WORK TASK
Where the string "image" occurs in a line of the data below, that line should be copied.

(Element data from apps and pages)
"""

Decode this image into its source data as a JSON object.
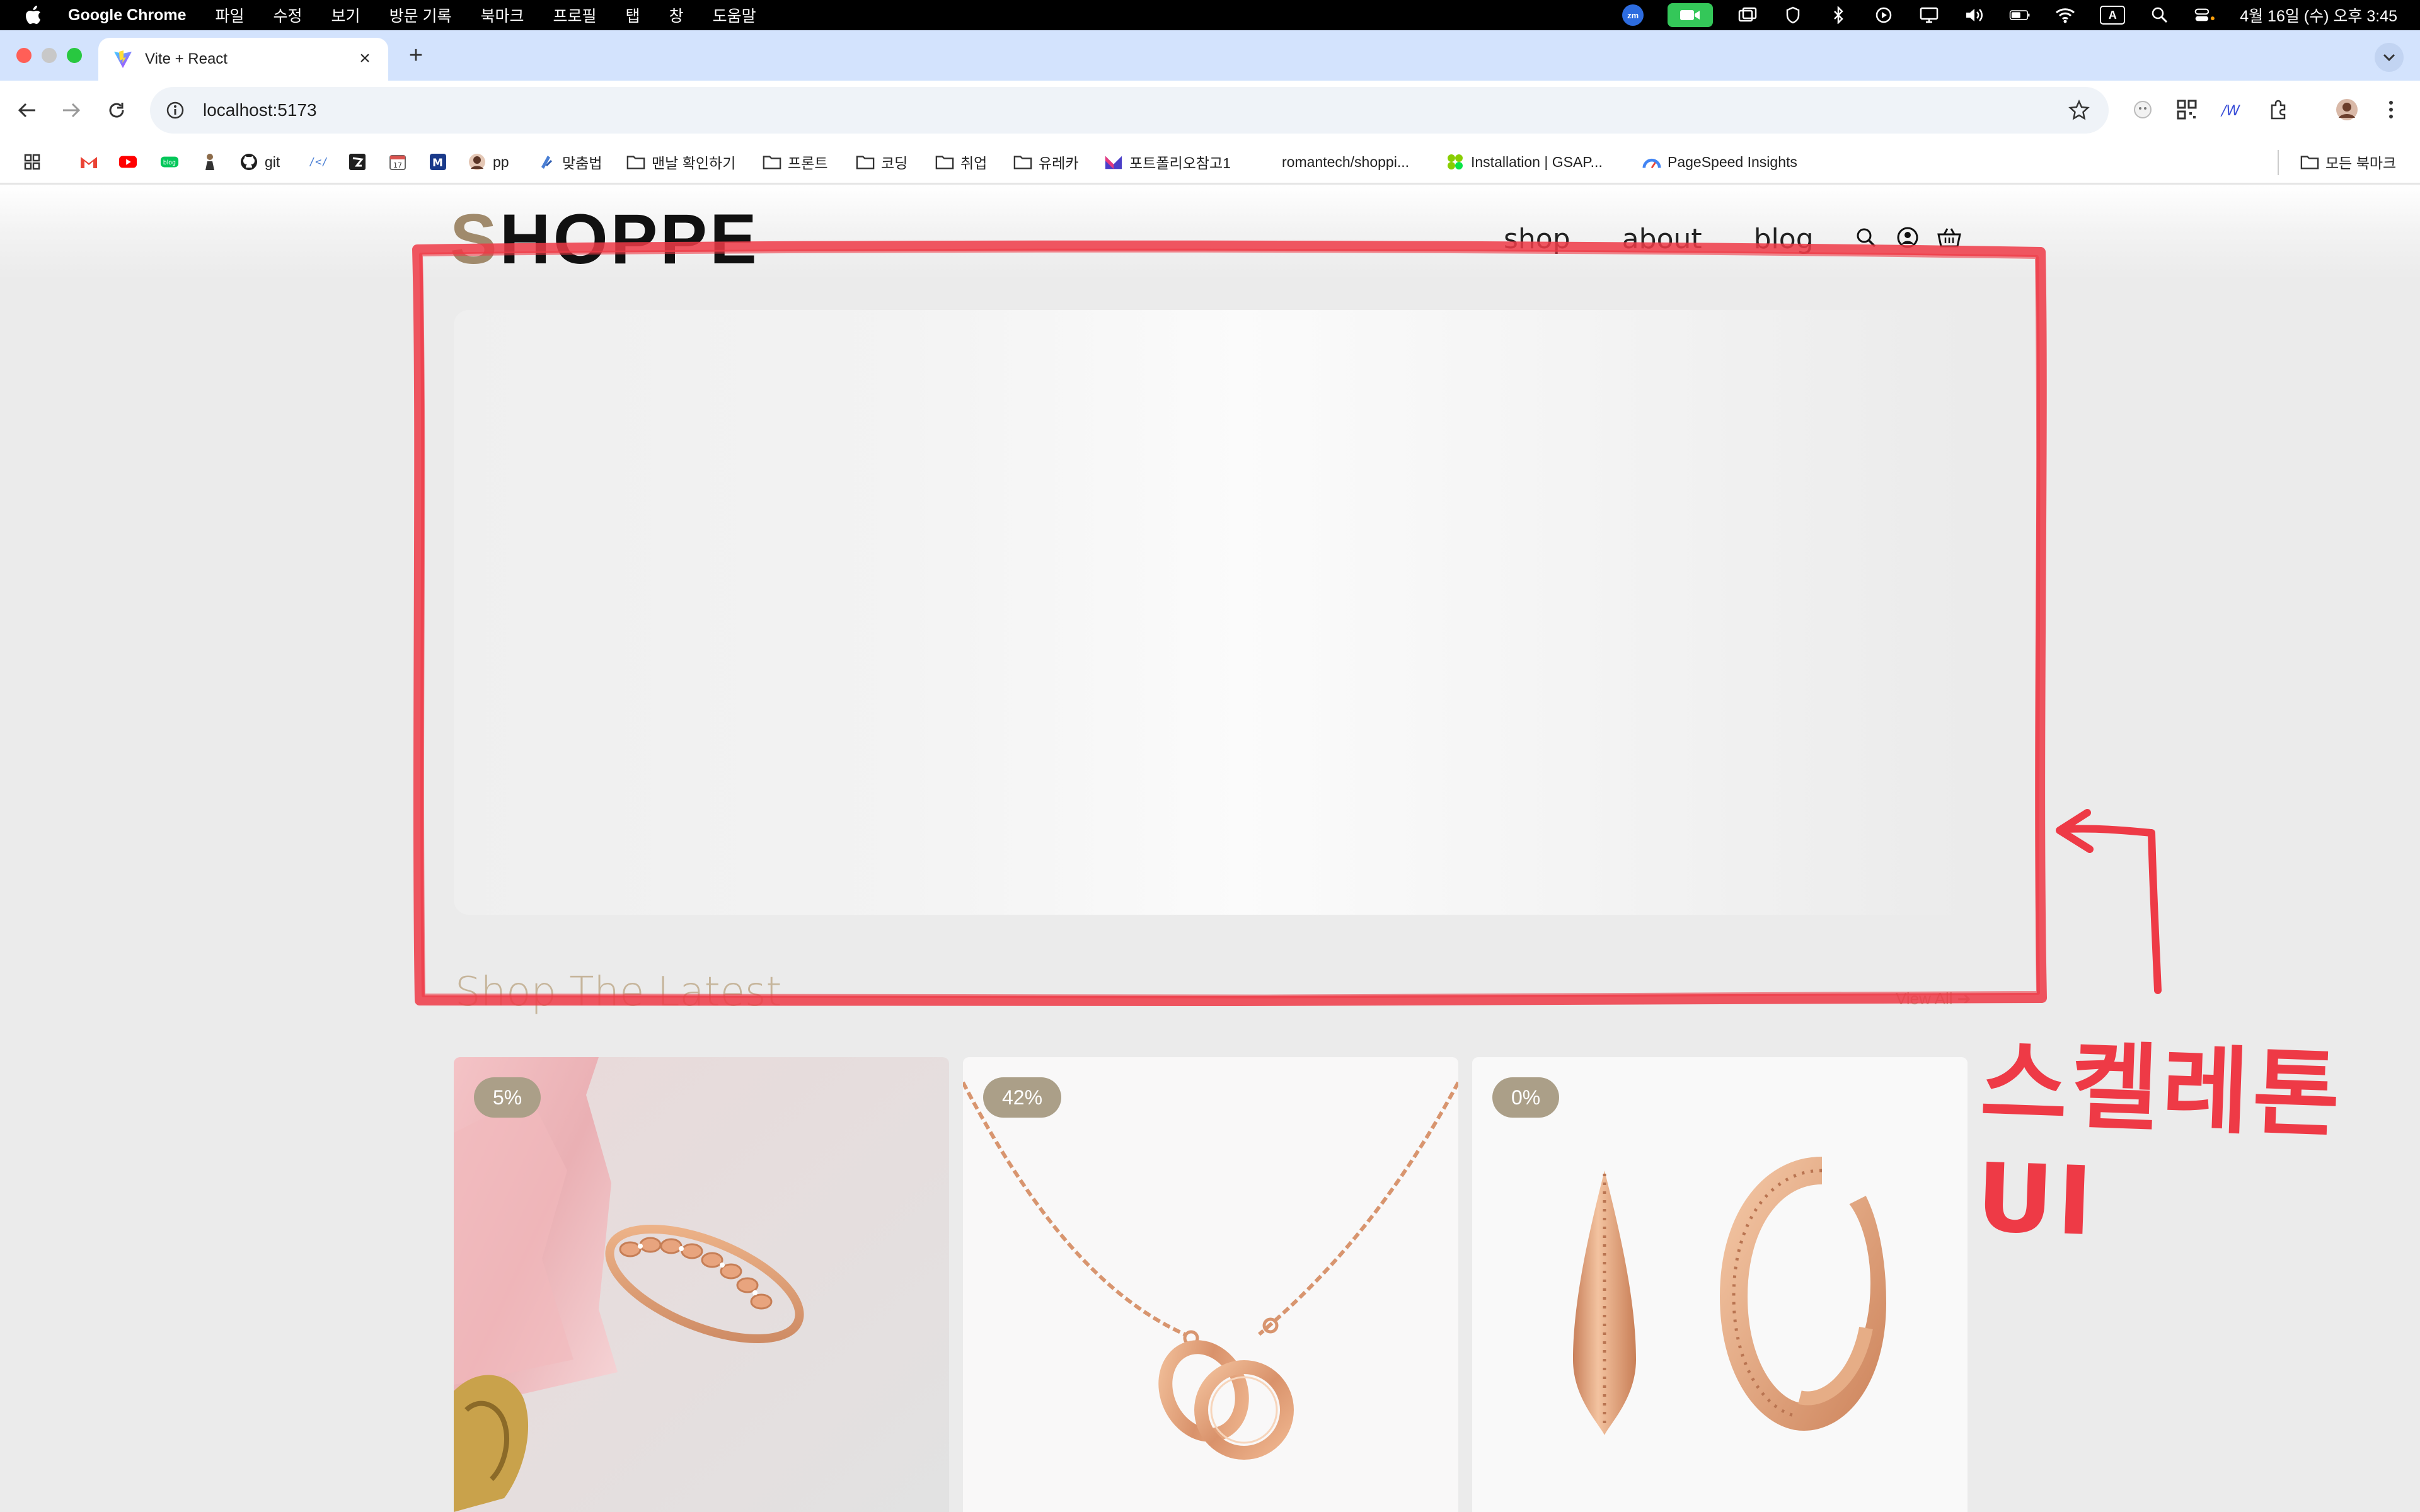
{
  "menubar": {
    "app_name": "Google Chrome",
    "menus": [
      "파일",
      "수정",
      "보기",
      "방문 기록",
      "북마크",
      "프로필",
      "탭",
      "창",
      "도움말"
    ],
    "zoom_badge": "zm",
    "input_source": "A",
    "clock": "4월 16일 (수) 오후 3:45"
  },
  "browser": {
    "tab_title": "Vite + React",
    "url": "localhost:5173",
    "bookmarks": [
      {
        "label": "",
        "icon": "apps-grid-icon"
      },
      {
        "label": "",
        "icon": "gmail-icon"
      },
      {
        "label": "",
        "icon": "youtube-icon"
      },
      {
        "label": "",
        "icon": "blog-icon"
      },
      {
        "label": "",
        "icon": "figure-icon"
      },
      {
        "label": "git",
        "icon": "github-icon"
      },
      {
        "label": "",
        "icon": "code-icon"
      },
      {
        "label": "",
        "icon": "velog-icon"
      },
      {
        "label": "",
        "icon": "calendar-icon"
      },
      {
        "label": "",
        "icon": "m-icon"
      },
      {
        "label": "pp",
        "icon": "profile-icon"
      },
      {
        "label": "맞춤법",
        "icon": "spell-icon"
      },
      {
        "label": "맨날 확인하기",
        "icon": "folder-icon"
      },
      {
        "label": "프론트",
        "icon": "folder-icon"
      },
      {
        "label": "코딩",
        "icon": "folder-icon"
      },
      {
        "label": "취업",
        "icon": "folder-icon"
      },
      {
        "label": "유레카",
        "icon": "folder-icon"
      },
      {
        "label": "포트폴리오참고1",
        "icon": "m-logo-icon"
      },
      {
        "label": "romantech/shoppi...",
        "icon": "none"
      },
      {
        "label": "Installation | GSAP...",
        "icon": "gsap-icon"
      },
      {
        "label": "PageSpeed Insights",
        "icon": "pagespeed-icon"
      }
    ],
    "all_bookmarks": "모든 북마크"
  },
  "site": {
    "logo_first": "S",
    "logo_rest": "HOPPE",
    "nav": [
      "shop",
      "about",
      "blog"
    ],
    "section_title": "Shop The Latest",
    "view_all": "View All",
    "products": [
      {
        "discount": "5%",
        "image": "rose-gold-ring"
      },
      {
        "discount": "42%",
        "image": "rose-gold-necklace"
      },
      {
        "discount": "0%",
        "image": "rose-gold-earrings"
      }
    ]
  },
  "annotation": {
    "label": "스켈레톤 UI",
    "color": "#ee3a46"
  },
  "colors": {
    "accent": "#a08a6c",
    "badge": "#ab9f88",
    "tab_strip": "#d3e3fd"
  }
}
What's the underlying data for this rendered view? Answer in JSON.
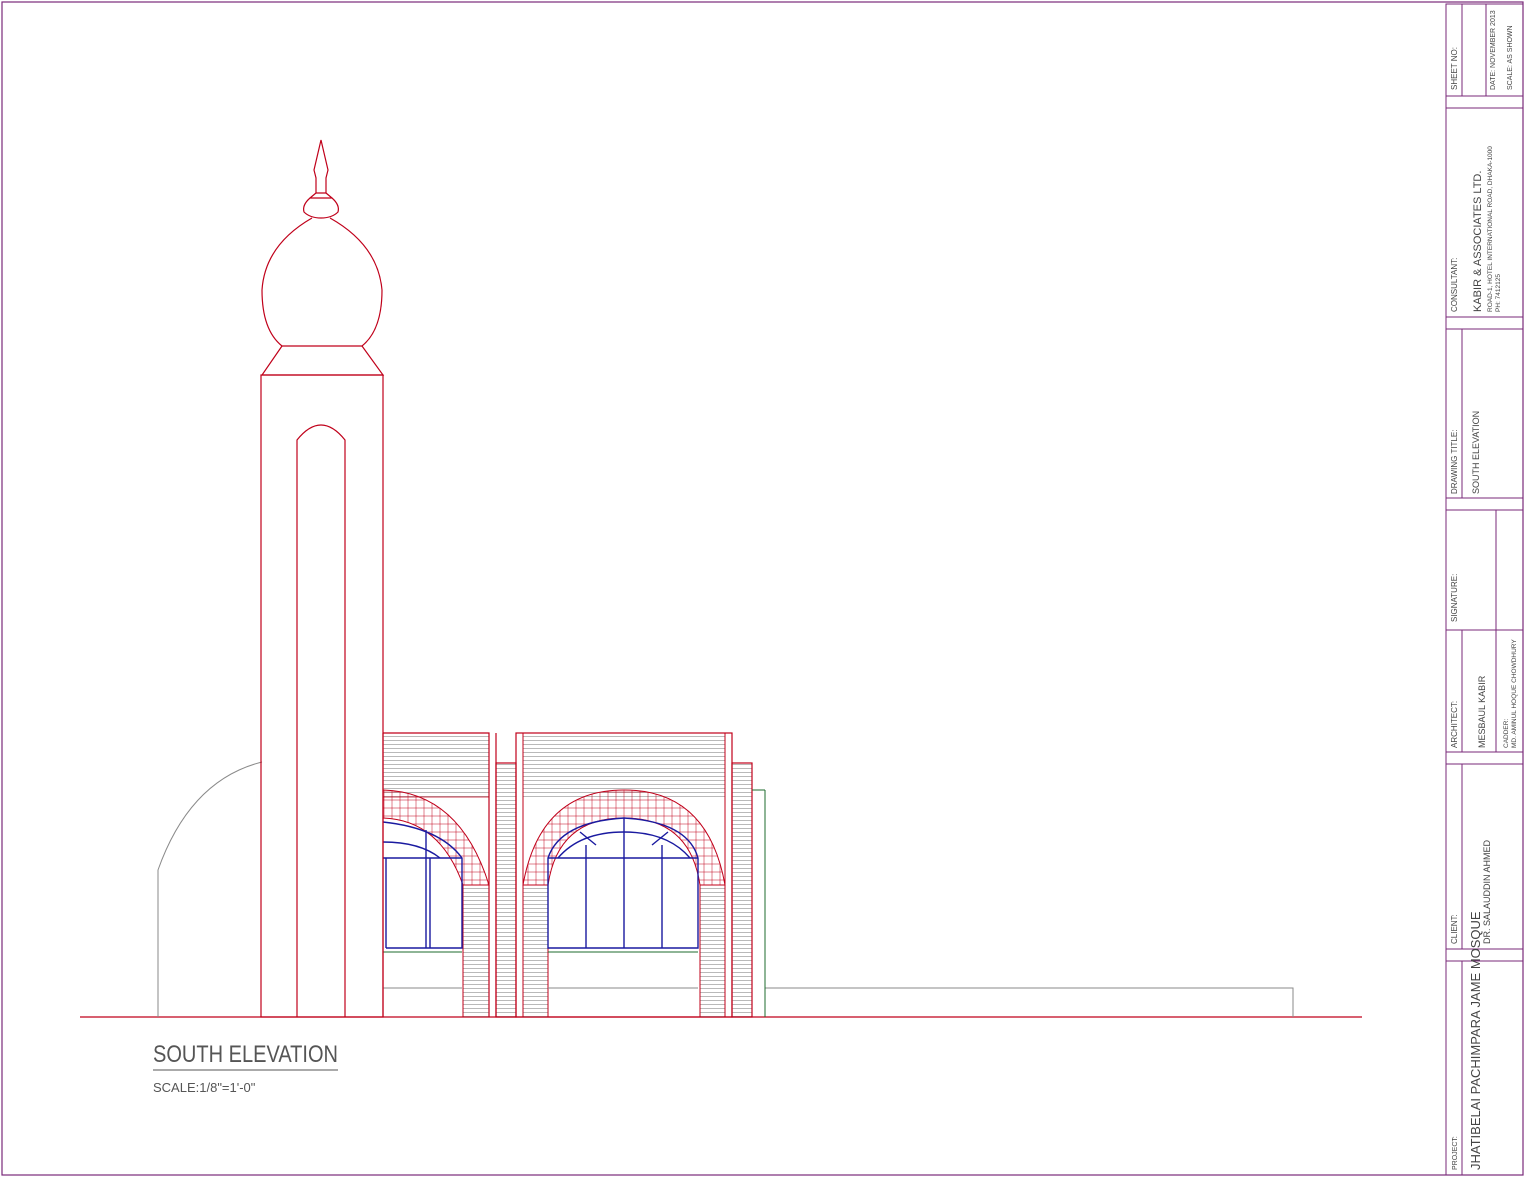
{
  "drawing": {
    "title": "SOUTH ELEVATION",
    "scale": "SCALE:1/8\"=1'-0\""
  },
  "title_block": {
    "sheet": {
      "label": "SHEET NO:",
      "date": "DATE: NOVEMBER 2013",
      "scale": "SCALE: AS SHOWN"
    },
    "consultant": {
      "label": "CONSULTANT:",
      "name": "KABIR & ASSOCIATES LTD.",
      "address": "ROAD-1, HOTEL INTERNATIONAL ROAD, DHAKA-1000",
      "phone": "PH: 7412125"
    },
    "drawing_title": {
      "label": "DRAWING TITLE:",
      "value": "SOUTH ELEVATION"
    },
    "signature": {
      "label": "SIGNATURE:"
    },
    "architect": {
      "label": "ARCHITECT:",
      "name": "MESBAUL KABIR",
      "cad_label": "CADDER:",
      "cad_name": "MD. AMINUL HOQUE CHOWDHURY"
    },
    "client": {
      "label": "CLIENT:",
      "name": "DR. SALAUDDIN AHMED"
    },
    "project": {
      "label": "PROJECT:",
      "name": "JHATIBELAI PACHIMPARA JAME MOSQUE"
    }
  },
  "colors": {
    "border": "#7a2a7a",
    "structure": "#c0001a",
    "window": "#1a1aa0",
    "outline": "#777777",
    "green": "#1e6b2e"
  }
}
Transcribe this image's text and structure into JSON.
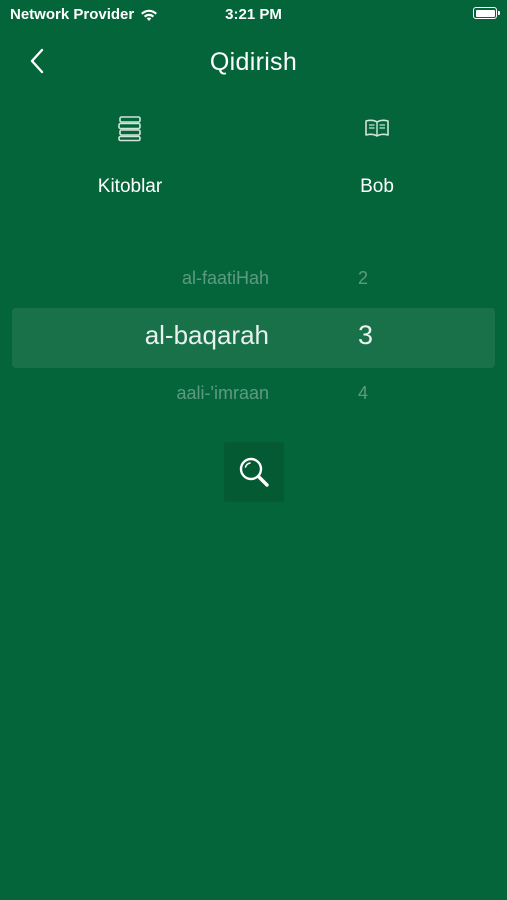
{
  "status_bar": {
    "carrier": "Network Provider",
    "time": "3:21 PM",
    "wifi_icon": "wifi-icon",
    "battery_icon": "battery-icon"
  },
  "nav": {
    "title": "Qidirish",
    "back_icon": "chevron-left-icon"
  },
  "tabs": [
    {
      "label": "Kitoblar",
      "icon": "books-stack-icon"
    },
    {
      "label": "Bob",
      "icon": "open-book-icon"
    }
  ],
  "picker": {
    "rows": [
      {
        "name": "al-faatiHah",
        "number": "2"
      },
      {
        "name": "al-baqarah",
        "number": "3"
      },
      {
        "name": "aali-'imraan",
        "number": "4"
      }
    ],
    "selected_index": 1
  },
  "search_button": {
    "icon": "search-icon"
  },
  "colors": {
    "background": "#05653a",
    "search_button_bg": "#035a33",
    "text": "#ffffff"
  }
}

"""

EXERCISE RESPONSE
Decode this image into its source data as a JSON object.
        "image": "rose-gold-ring"
        "image": "rose-gold-necklace"
        "image": "rose-gold-earrings"
Transcribe this image's text and structure into JSON.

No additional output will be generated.